WORK INSTRUCTION:
If a line below contains the string "slide", copy it out.

Data about app and page elements

■ ■ ■

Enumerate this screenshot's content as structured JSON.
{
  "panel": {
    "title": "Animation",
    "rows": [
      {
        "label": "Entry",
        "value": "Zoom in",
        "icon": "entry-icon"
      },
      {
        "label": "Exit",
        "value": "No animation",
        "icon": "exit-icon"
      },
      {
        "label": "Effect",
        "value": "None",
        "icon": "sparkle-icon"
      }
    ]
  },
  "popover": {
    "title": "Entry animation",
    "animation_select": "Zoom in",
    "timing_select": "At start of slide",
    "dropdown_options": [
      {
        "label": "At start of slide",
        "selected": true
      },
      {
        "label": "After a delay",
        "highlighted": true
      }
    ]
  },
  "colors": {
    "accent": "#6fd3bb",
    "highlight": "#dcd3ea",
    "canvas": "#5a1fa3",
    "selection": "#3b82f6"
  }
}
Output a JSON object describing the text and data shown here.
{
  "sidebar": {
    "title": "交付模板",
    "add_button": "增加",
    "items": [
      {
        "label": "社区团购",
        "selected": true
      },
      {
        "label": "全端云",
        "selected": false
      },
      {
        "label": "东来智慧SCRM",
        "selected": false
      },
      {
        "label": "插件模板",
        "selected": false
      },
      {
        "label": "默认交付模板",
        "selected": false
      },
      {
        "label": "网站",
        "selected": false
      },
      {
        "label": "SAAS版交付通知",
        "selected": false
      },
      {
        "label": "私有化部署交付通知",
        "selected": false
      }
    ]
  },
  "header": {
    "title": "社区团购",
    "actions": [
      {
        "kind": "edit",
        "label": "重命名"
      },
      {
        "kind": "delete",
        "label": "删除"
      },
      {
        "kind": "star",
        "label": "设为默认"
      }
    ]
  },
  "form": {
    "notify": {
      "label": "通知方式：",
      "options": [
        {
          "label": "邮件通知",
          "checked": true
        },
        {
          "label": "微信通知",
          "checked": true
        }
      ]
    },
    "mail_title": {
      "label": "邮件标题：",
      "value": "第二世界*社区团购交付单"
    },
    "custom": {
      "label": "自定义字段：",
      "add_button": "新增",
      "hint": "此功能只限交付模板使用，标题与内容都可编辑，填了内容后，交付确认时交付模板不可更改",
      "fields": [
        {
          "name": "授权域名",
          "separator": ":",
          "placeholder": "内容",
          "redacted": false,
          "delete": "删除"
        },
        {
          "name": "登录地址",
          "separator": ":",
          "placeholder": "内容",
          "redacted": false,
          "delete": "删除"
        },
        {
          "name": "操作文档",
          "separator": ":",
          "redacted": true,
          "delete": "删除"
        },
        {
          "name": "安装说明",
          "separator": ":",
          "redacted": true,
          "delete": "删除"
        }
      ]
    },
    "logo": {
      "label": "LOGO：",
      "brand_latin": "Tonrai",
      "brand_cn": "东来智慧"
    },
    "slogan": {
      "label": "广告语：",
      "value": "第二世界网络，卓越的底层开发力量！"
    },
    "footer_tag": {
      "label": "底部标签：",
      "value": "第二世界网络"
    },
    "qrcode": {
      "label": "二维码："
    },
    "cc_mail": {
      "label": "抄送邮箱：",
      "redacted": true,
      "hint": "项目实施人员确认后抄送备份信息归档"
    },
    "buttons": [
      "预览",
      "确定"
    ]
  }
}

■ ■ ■

TASK SOLUTION:
    "timing_select": "At start of slide",
        "label": "At start of slide",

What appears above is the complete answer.